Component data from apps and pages

◇ ◇ ◇ ◇ ◇ ◇ ◇

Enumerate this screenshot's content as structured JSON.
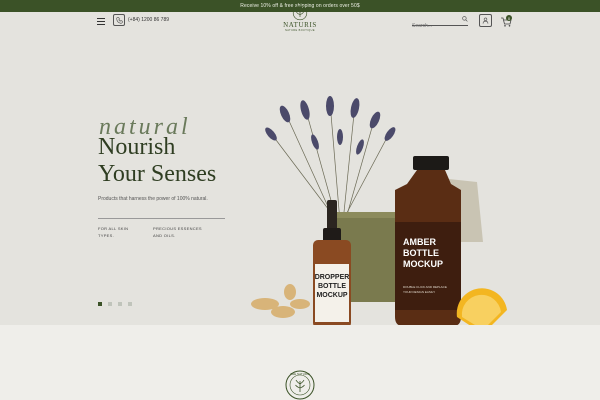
{
  "topbar": {
    "promo": "Receive 10% off & free shipping on orders over 50$"
  },
  "header": {
    "phone": "(+84) 1200 86 789",
    "logo_name": "NATURIS",
    "logo_sub": "NATURE BOUTIQUE",
    "search_placeholder": "Search...",
    "cart_count": "0"
  },
  "hero": {
    "script": "natural",
    "headline_line1": "Nourish",
    "headline_line2": "Your Senses",
    "tagline": "Products that harness the power of 100% natural.",
    "feature_1": "FOR ALL SKIN TYPES.",
    "feature_2": "PRECIOUS ESSENCES AND OILS.",
    "slides": 4,
    "active_slide": 1
  },
  "products": {
    "dropper_line1": "DROPPER",
    "dropper_line2": "BOTTLE",
    "dropper_line3": "MOCKUP",
    "amber_line1": "AMBER",
    "amber_line2": "BOTTLE",
    "amber_line3": "MOCKUP",
    "amber_small1": "DOUBLE CLICK AND REPLACE",
    "amber_small2": "YOUR DESIGN EASILY"
  },
  "footer": {
    "logo_text": "THE NATURIS"
  },
  "colors": {
    "brand": "#3b5227",
    "background": "#e4e3de"
  }
}
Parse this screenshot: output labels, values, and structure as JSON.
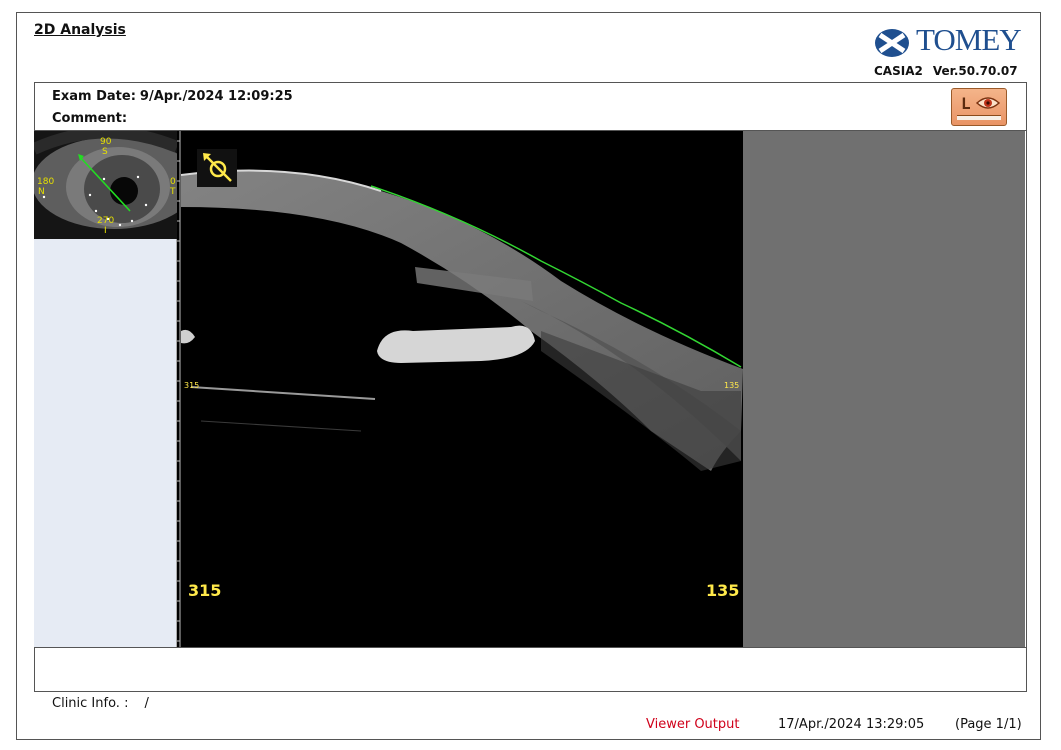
{
  "report": {
    "title": "2D Analysis",
    "brand": "TOMEY",
    "device": "CASIA2",
    "version": "Ver.50.70.07"
  },
  "exam": {
    "date_label": "Exam Date:",
    "date_value": "9/Apr./2024 12:09:25",
    "comment_label": "Comment:",
    "comment_value": ""
  },
  "eye_selector": {
    "letter": "L",
    "icon": "eye-icon"
  },
  "thumbnail": {
    "labels": {
      "top_angle": "90",
      "top_dir": "S",
      "left_angle": "180",
      "left_dir": "N",
      "right_angle": "0",
      "right_dir": "T",
      "bottom_angle": "270",
      "bottom_dir": "I"
    },
    "scan_line_color": "#22dd22"
  },
  "scan": {
    "left_angle_small": "315",
    "right_angle_small": "135",
    "left_angle": "315",
    "right_angle": "135",
    "orientation_icon": "orientation-arrow-icon",
    "label_color": "#ffe94a",
    "contour_color": "#32d632"
  },
  "footer": {
    "clinic_label": "Clinic Info. :",
    "clinic_value": "/",
    "viewer_output": "Viewer Output",
    "timestamp": "17/Apr./2024 13:29:05",
    "page": "(Page 1/1)"
  }
}
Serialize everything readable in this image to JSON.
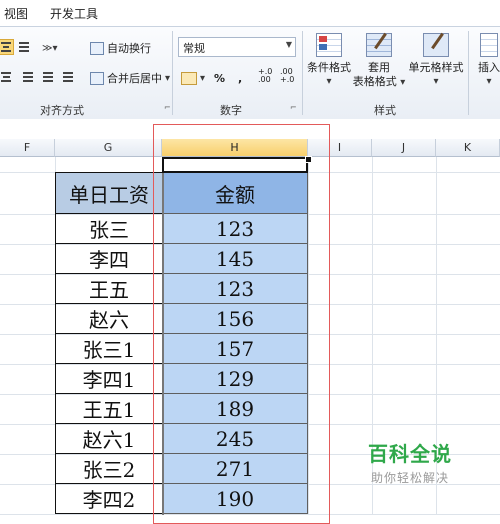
{
  "menu": {
    "tabs": [
      "视图",
      "开发工具"
    ]
  },
  "ribbon": {
    "alignment": {
      "wrap_text_label": "自动换行",
      "merge_center_label": "合并后居中",
      "group_label": "对齐方式"
    },
    "number": {
      "format_value": "常规",
      "percent_symbol": "%",
      "comma_symbol": ",",
      "increase_decimal": "+.0\n.00",
      "decrease_decimal": ".00\n+.0",
      "group_label": "数字"
    },
    "styles": {
      "conditional_format_label": "条件格式",
      "table_format_label_line1": "套用",
      "table_format_label_line2": "表格格式",
      "cell_style_label": "单元格样式",
      "group_label": "样式"
    },
    "cells": {
      "insert_label": "插入"
    }
  },
  "grid": {
    "columns": [
      "F",
      "G",
      "H",
      "I",
      "J",
      "K"
    ],
    "selected_column": "H",
    "header_g": "单日工资",
    "header_h": "金额",
    "rows": [
      {
        "name": "张三",
        "amount": "123"
      },
      {
        "name": "李四",
        "amount": "145"
      },
      {
        "name": "王五",
        "amount": "123"
      },
      {
        "name": "赵六",
        "amount": "156"
      },
      {
        "name": "张三1",
        "amount": "157"
      },
      {
        "name": "李四1",
        "amount": "129"
      },
      {
        "name": "王五1",
        "amount": "189"
      },
      {
        "name": "赵六1",
        "amount": "245"
      },
      {
        "name": "张三2",
        "amount": "271"
      },
      {
        "name": "李四2",
        "amount": "190"
      }
    ]
  },
  "watermark": {
    "title": "百科全说",
    "subtitle": "助你轻松解决"
  },
  "colors": {
    "header_g_fill": "#b8cce4",
    "header_h_fill": "#8fb5e6",
    "selection_fill": "#bcd6f4",
    "highlight_border": "#e35a5a",
    "watermark_green": "#2fa84a"
  }
}
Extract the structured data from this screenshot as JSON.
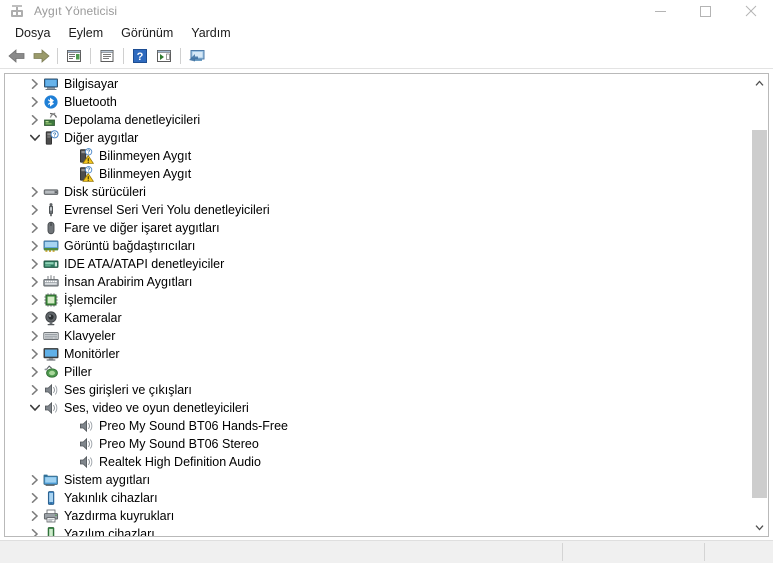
{
  "window": {
    "title": "Aygıt Yöneticisi",
    "app_icon": "device-manager-icon",
    "caption": {
      "minimize": "minimize-icon",
      "maximize": "maximize-icon",
      "close": "close-icon"
    }
  },
  "menubar": {
    "items": [
      {
        "label": "Dosya"
      },
      {
        "label": "Eylem"
      },
      {
        "label": "Görünüm"
      },
      {
        "label": "Yardım"
      }
    ]
  },
  "toolbar": {
    "buttons": [
      {
        "name": "back-button",
        "icon": "back-arrow-icon"
      },
      {
        "name": "forward-button",
        "icon": "forward-arrow-icon"
      },
      {
        "name": "separator-1",
        "icon": "separator"
      },
      {
        "name": "properties-button",
        "icon": "properties-icon"
      },
      {
        "name": "separator-2",
        "icon": "separator"
      },
      {
        "name": "show-hide-console-tree-button",
        "icon": "console-tree-icon"
      },
      {
        "name": "separator-3",
        "icon": "separator"
      },
      {
        "name": "help-button",
        "icon": "help-question-icon"
      },
      {
        "name": "scan-hardware-changes-button",
        "icon": "scan-hardware-icon"
      },
      {
        "name": "separator-4",
        "icon": "separator"
      },
      {
        "name": "update-driver-button",
        "icon": "update-driver-icon"
      }
    ]
  },
  "tree": {
    "nodes": [
      {
        "label": "Bilgisayar",
        "level": 0,
        "state": "collapsed",
        "icon": "computer-icon"
      },
      {
        "label": "Bluetooth",
        "level": 0,
        "state": "collapsed",
        "icon": "bluetooth-icon"
      },
      {
        "label": "Depolama denetleyicileri",
        "level": 0,
        "state": "collapsed",
        "icon": "storage-controller-icon"
      },
      {
        "label": "Diğer aygıtlar",
        "level": 0,
        "state": "expanded",
        "icon": "other-devices-icon"
      },
      {
        "label": "Bilinmeyen Aygıt",
        "level": 1,
        "state": "leaf",
        "icon": "unknown-device-warning-icon"
      },
      {
        "label": "Bilinmeyen Aygıt",
        "level": 1,
        "state": "leaf",
        "icon": "unknown-device-warning-icon"
      },
      {
        "label": "Disk sürücüleri",
        "level": 0,
        "state": "collapsed",
        "icon": "disk-drive-icon"
      },
      {
        "label": "Evrensel Seri Veri Yolu denetleyicileri",
        "level": 0,
        "state": "collapsed",
        "icon": "usb-controller-icon"
      },
      {
        "label": "Fare ve diğer işaret aygıtları",
        "level": 0,
        "state": "collapsed",
        "icon": "mouse-icon"
      },
      {
        "label": "Görüntü bağdaştırıcıları",
        "level": 0,
        "state": "collapsed",
        "icon": "display-adapter-icon"
      },
      {
        "label": "IDE ATA/ATAPI denetleyiciler",
        "level": 0,
        "state": "collapsed",
        "icon": "ide-controller-icon"
      },
      {
        "label": "İnsan Arabirim Aygıtları",
        "level": 0,
        "state": "collapsed",
        "icon": "hid-icon"
      },
      {
        "label": "İşlemciler",
        "level": 0,
        "state": "collapsed",
        "icon": "processor-icon"
      },
      {
        "label": "Kameralar",
        "level": 0,
        "state": "collapsed",
        "icon": "camera-icon"
      },
      {
        "label": "Klavyeler",
        "level": 0,
        "state": "collapsed",
        "icon": "keyboard-icon"
      },
      {
        "label": "Monitörler",
        "level": 0,
        "state": "collapsed",
        "icon": "monitor-icon"
      },
      {
        "label": "Piller",
        "level": 0,
        "state": "collapsed",
        "icon": "battery-icon"
      },
      {
        "label": "Ses girişleri ve çıkışları",
        "level": 0,
        "state": "collapsed",
        "icon": "speaker-icon"
      },
      {
        "label": "Ses, video ve oyun denetleyicileri",
        "level": 0,
        "state": "expanded",
        "icon": "speaker-icon"
      },
      {
        "label": "Preo My Sound BT06 Hands-Free",
        "level": 1,
        "state": "leaf",
        "icon": "speaker-icon"
      },
      {
        "label": "Preo My Sound BT06 Stereo",
        "level": 1,
        "state": "leaf",
        "icon": "speaker-icon"
      },
      {
        "label": "Realtek High Definition Audio",
        "level": 1,
        "state": "leaf",
        "icon": "speaker-icon"
      },
      {
        "label": "Sistem aygıtları",
        "level": 0,
        "state": "collapsed",
        "icon": "system-devices-icon"
      },
      {
        "label": "Yakınlık cihazları",
        "level": 0,
        "state": "collapsed",
        "icon": "proximity-device-icon"
      },
      {
        "label": "Yazdırma kuyrukları",
        "level": 0,
        "state": "collapsed",
        "icon": "print-queue-icon"
      },
      {
        "label": "Yazılım cihazları",
        "level": 0,
        "state": "collapsed",
        "icon": "software-device-icon"
      }
    ]
  },
  "scrollbar": {
    "up_arrow": "scroll-up-icon",
    "down_arrow": "scroll-down-icon",
    "thumb_top_pct": 9,
    "thumb_height_pct": 86
  },
  "statusbar": {
    "panels": [
      "",
      "",
      ""
    ]
  },
  "colors": {
    "accent_blue": "#2f7fd1",
    "warning_yellow": "#f0c419",
    "green": "#4f9b4f",
    "titlebar_text": "#9a9a9a",
    "scroll_thumb": "#cdcdcd"
  }
}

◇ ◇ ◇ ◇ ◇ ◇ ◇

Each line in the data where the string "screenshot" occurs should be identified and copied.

Enumerate this screenshot's content as structured JSON.
Parse this screenshot: output labels, values, and structure as JSON.
Extract the structured data from this screenshot as JSON.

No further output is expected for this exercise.